**RECORDS TO PROCESS**
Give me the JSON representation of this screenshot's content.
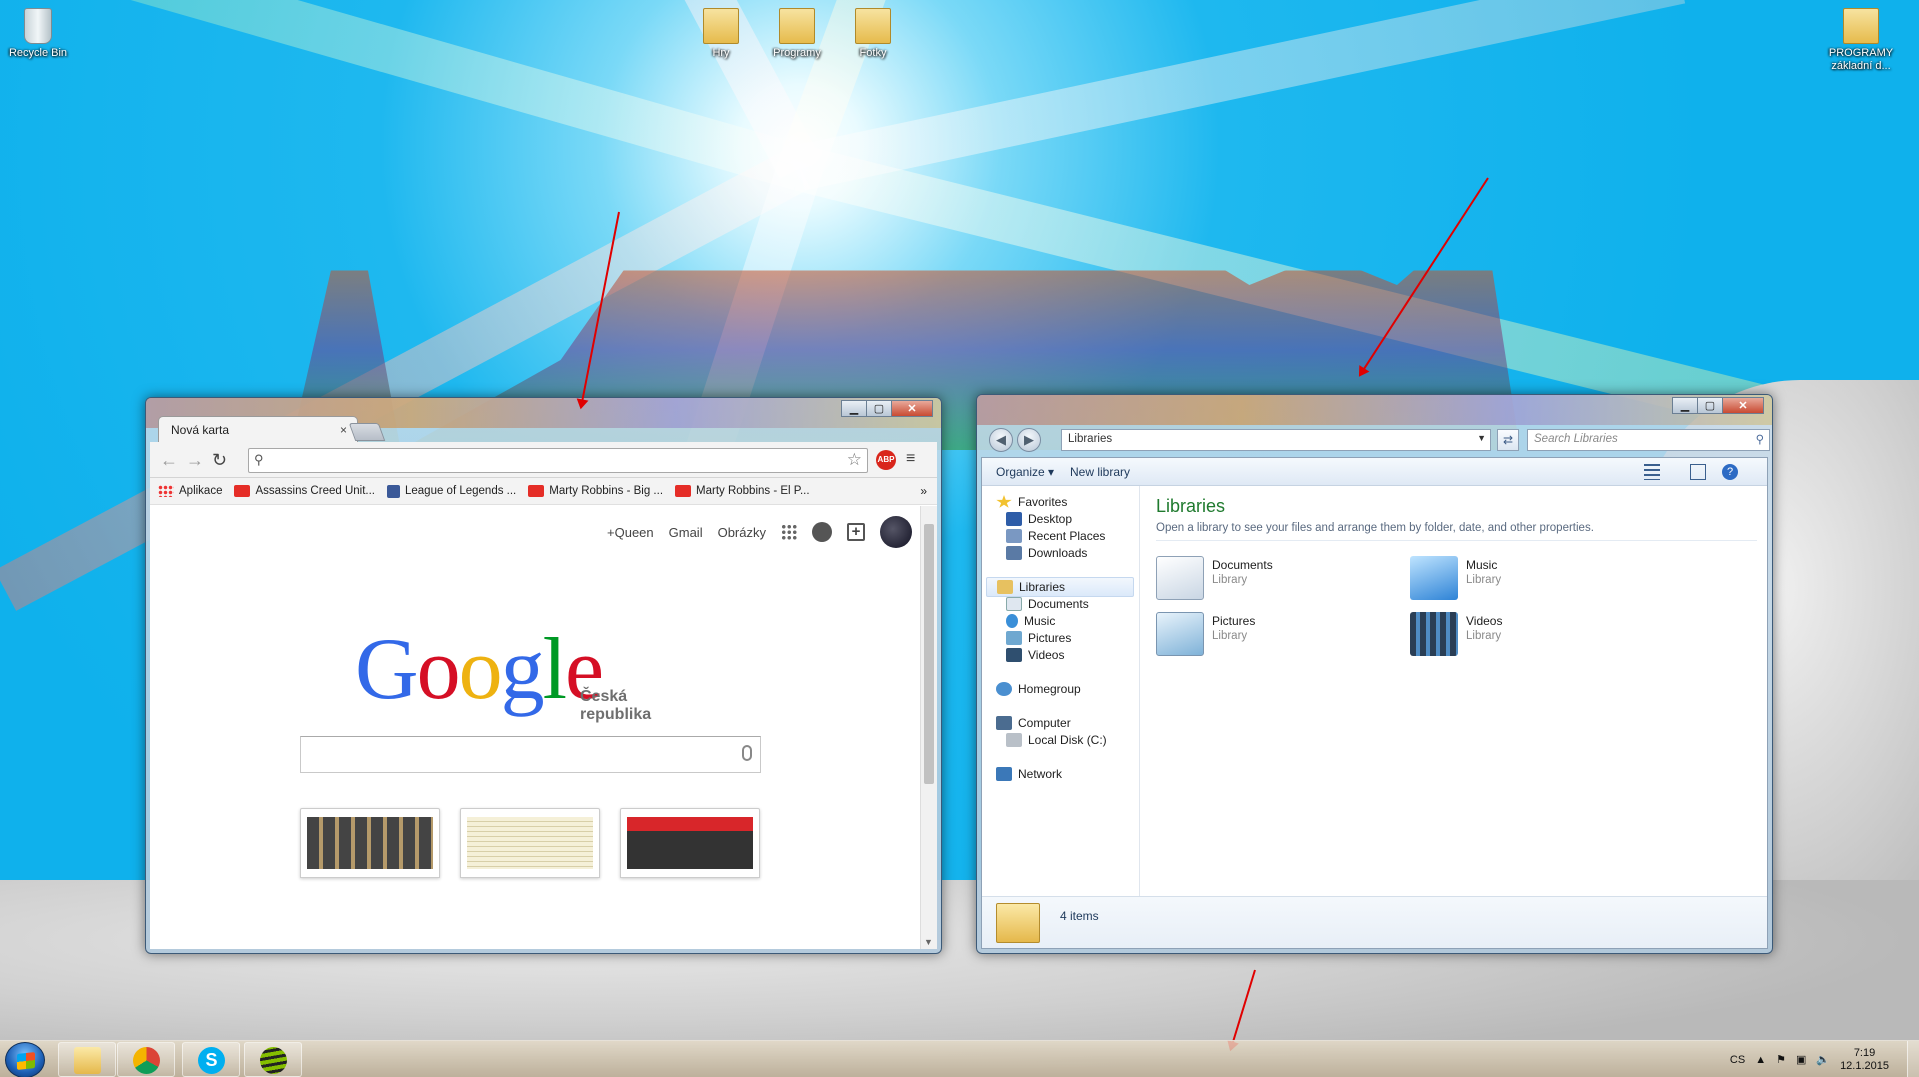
{
  "desktop": {
    "icons": [
      {
        "label": "Recycle Bin",
        "icon": "recycle-bin-icon"
      },
      {
        "label": "Hry",
        "icon": "folder-icon"
      },
      {
        "label": "Programy",
        "icon": "folder-icon"
      },
      {
        "label": "Fotky",
        "icon": "folder-icon"
      },
      {
        "label": "PROGRAMY",
        "label2": "základní d...",
        "icon": "folder-icon"
      }
    ]
  },
  "chrome": {
    "tab_title": "Nová karta",
    "tab_close": "×",
    "omnibox_value": "",
    "abp_label": "ABP",
    "bookmarks": [
      {
        "label": "Aplikace",
        "icon": "apps-icon"
      },
      {
        "label": "Assassins Creed Unit...",
        "icon": "youtube-icon"
      },
      {
        "label": "League of Legends ...",
        "icon": "facebook-icon"
      },
      {
        "label": "Marty Robbins - Big ...",
        "icon": "youtube-icon"
      },
      {
        "label": "Marty Robbins - El P...",
        "icon": "youtube-icon"
      }
    ],
    "bookmarks_more": "»",
    "top_links": {
      "queen": "+Queen",
      "gmail": "Gmail",
      "images": "Obrázky"
    },
    "logo_letters": [
      {
        "ch": "G",
        "color": "#3369e8"
      },
      {
        "ch": "o",
        "color": "#d50f25"
      },
      {
        "ch": "o",
        "color": "#eeb211"
      },
      {
        "ch": "g",
        "color": "#3369e8"
      },
      {
        "ch": "l",
        "color": "#009925"
      },
      {
        "ch": "e",
        "color": "#d50f25"
      }
    ],
    "logo_subtitle": "Česká republika",
    "search_value": ""
  },
  "explorer": {
    "breadcrumb": "Libraries",
    "search_placeholder": "Search Libraries",
    "commands": {
      "organize": "Organize",
      "new_library": "New library"
    },
    "nav": {
      "favorites": "Favorites",
      "favorites_items": [
        "Desktop",
        "Recent Places",
        "Downloads"
      ],
      "libraries": "Libraries",
      "libraries_items": [
        "Documents",
        "Music",
        "Pictures",
        "Videos"
      ],
      "homegroup": "Homegroup",
      "computer": "Computer",
      "computer_items": [
        "Local Disk (C:)"
      ],
      "network": "Network"
    },
    "title": "Libraries",
    "description": "Open a library to see your files and arrange them by folder, date, and other properties.",
    "items": [
      {
        "name": "Documents",
        "type": "Library"
      },
      {
        "name": "Music",
        "type": "Library"
      },
      {
        "name": "Pictures",
        "type": "Library"
      },
      {
        "name": "Videos",
        "type": "Library"
      }
    ],
    "status": "4 items"
  },
  "taskbar": {
    "pinned": [
      "explorer-icon",
      "chrome-icon",
      "skype-icon",
      "spotify-icon"
    ],
    "language": "CS",
    "time": "7:19",
    "date": "12.1.2015"
  }
}
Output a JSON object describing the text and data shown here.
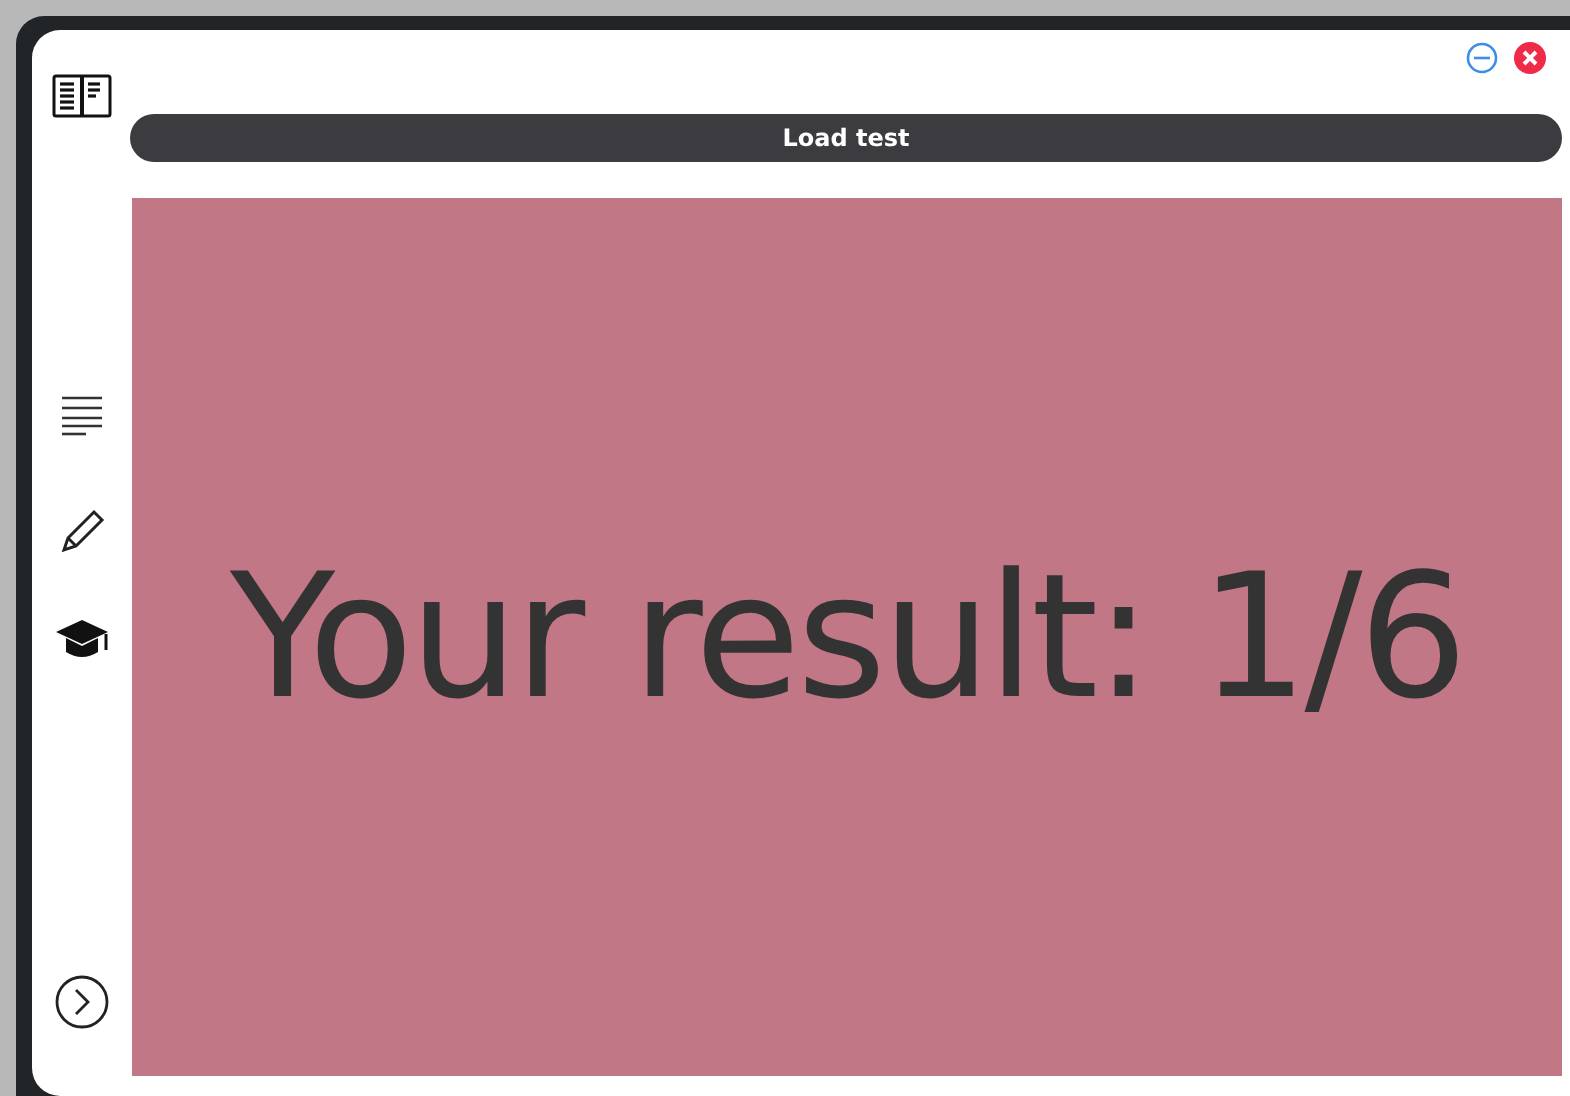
{
  "toolbar": {
    "button": "Load test"
  },
  "result": {
    "text": "Your result: 1/6"
  }
}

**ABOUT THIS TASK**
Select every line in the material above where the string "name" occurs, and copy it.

**FINISHED EXERCISE**
        "name": "Documents",
        "name": "Music",
        "name": "Pictures",
        "name": "Videos",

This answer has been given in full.